» THE TASK
Your answer must contain only the lines from the one containing "Convert this screenshot" through the end of the entries below, reproduced character for character.

» RECORDS PROVIDED
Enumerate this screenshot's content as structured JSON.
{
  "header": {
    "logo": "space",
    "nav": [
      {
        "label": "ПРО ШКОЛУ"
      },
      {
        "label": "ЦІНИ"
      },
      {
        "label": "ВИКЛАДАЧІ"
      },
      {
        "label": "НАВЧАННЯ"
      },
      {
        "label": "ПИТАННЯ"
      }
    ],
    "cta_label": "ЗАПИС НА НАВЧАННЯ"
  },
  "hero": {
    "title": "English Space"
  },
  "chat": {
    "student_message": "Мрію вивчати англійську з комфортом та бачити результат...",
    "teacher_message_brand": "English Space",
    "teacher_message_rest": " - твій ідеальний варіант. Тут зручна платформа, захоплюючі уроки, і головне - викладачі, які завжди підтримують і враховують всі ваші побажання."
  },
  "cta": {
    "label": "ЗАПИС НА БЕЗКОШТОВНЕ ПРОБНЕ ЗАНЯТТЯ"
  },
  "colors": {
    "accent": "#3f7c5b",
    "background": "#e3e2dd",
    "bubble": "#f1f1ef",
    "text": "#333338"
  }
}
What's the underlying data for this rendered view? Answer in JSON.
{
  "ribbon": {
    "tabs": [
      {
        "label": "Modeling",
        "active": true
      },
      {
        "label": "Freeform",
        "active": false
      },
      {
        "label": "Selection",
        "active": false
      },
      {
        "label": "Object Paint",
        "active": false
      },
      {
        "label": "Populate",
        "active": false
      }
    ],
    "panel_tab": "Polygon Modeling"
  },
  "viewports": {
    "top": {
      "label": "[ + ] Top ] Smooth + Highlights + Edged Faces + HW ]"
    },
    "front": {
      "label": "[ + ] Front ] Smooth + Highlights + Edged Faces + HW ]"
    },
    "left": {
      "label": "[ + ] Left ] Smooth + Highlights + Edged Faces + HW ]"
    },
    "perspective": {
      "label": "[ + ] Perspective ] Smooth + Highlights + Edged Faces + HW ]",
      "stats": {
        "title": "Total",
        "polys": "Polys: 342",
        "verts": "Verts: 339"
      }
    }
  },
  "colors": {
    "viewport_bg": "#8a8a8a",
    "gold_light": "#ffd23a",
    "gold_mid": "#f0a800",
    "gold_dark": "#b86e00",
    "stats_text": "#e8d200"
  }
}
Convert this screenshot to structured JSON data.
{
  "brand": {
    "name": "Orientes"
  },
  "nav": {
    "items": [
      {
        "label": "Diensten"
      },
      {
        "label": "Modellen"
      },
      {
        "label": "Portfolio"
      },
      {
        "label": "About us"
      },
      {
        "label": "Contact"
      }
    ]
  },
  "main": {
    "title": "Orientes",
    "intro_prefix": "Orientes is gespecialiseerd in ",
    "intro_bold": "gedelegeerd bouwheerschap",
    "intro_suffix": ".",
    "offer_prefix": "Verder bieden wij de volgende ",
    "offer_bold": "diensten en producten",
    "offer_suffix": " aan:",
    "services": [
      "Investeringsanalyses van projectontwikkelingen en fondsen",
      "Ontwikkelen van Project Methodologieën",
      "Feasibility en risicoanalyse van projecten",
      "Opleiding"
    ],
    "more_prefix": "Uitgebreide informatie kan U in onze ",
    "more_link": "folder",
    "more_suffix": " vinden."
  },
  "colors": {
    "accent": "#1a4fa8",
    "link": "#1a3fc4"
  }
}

» ANSWER
Convert this screenshot to structured JSON data.
{
  "brand": {
    "name": "Orientes"
  },
  "nav": {
    "items": [
      {
        "label": "Diensten"
      },
      {
        "label": "Modellen"
      },
      {
        "label": "Portfolio"
      },
      {
        "label": "About us"
      },
      {
        "label": "Contact"
      }
    ]
  },
  "main": {
    "title": "Orientes",
    "intro_prefix": "Orientes is gespecialiseerd in ",
    "intro_bold": "gedelegeerd bouwheerschap",
    "intro_suffix": ".",
    "offer_prefix": "Verder bieden wij de volgende ",
    "offer_bold": "diensten en producten",
    "offer_suffix": " aan:",
    "services": [
      "Investeringsanalyses van projectontwikkelingen en fondsen",
      "Ontwikkelen van Project Methodologieën",
      "Feasibility en risicoanalyse van projecten",
      "Opleiding"
    ],
    "more_prefix": "Uitgebreide informatie kan U in onze ",
    "more_link": "folder",
    "more_suffix": " vinden."
  },
  "colors": {
    "accent": "#1a4fa8",
    "link": "#1a3fc4"
  }
}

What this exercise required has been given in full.